▸ **WHAT IS EXPECTED**
Only the number is wanted: how many lines of the listing below contain "title"?

▸ **RECORDS PROVIDED**
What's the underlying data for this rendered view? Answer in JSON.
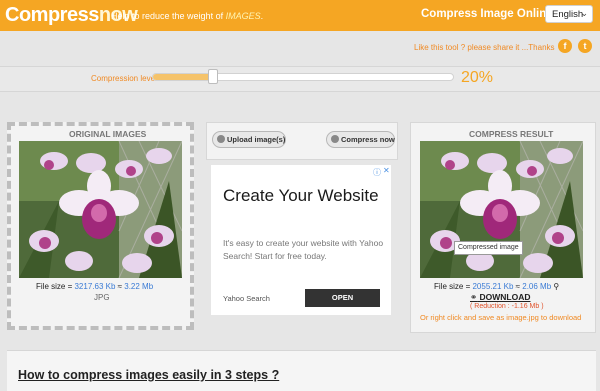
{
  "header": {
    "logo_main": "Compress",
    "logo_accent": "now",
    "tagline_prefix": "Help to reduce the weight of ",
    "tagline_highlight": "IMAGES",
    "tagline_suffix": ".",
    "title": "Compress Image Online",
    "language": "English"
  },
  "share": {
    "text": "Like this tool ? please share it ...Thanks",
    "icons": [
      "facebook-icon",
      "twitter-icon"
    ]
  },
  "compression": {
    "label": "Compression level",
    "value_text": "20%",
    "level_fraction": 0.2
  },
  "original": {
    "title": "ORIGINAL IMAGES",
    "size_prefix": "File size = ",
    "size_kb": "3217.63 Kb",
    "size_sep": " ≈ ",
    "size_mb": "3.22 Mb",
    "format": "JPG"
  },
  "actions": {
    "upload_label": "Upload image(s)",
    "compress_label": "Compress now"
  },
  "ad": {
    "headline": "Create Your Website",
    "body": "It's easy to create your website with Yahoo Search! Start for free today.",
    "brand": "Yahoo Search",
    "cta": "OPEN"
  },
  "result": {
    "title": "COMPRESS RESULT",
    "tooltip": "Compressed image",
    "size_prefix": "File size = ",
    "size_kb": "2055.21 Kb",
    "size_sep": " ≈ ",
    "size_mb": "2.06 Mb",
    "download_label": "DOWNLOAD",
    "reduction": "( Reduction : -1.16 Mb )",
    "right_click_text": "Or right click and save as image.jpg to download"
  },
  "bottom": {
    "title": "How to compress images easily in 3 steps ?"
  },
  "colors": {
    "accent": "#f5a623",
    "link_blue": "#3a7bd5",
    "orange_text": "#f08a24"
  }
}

▸ **REPLY TO THE TASK**
4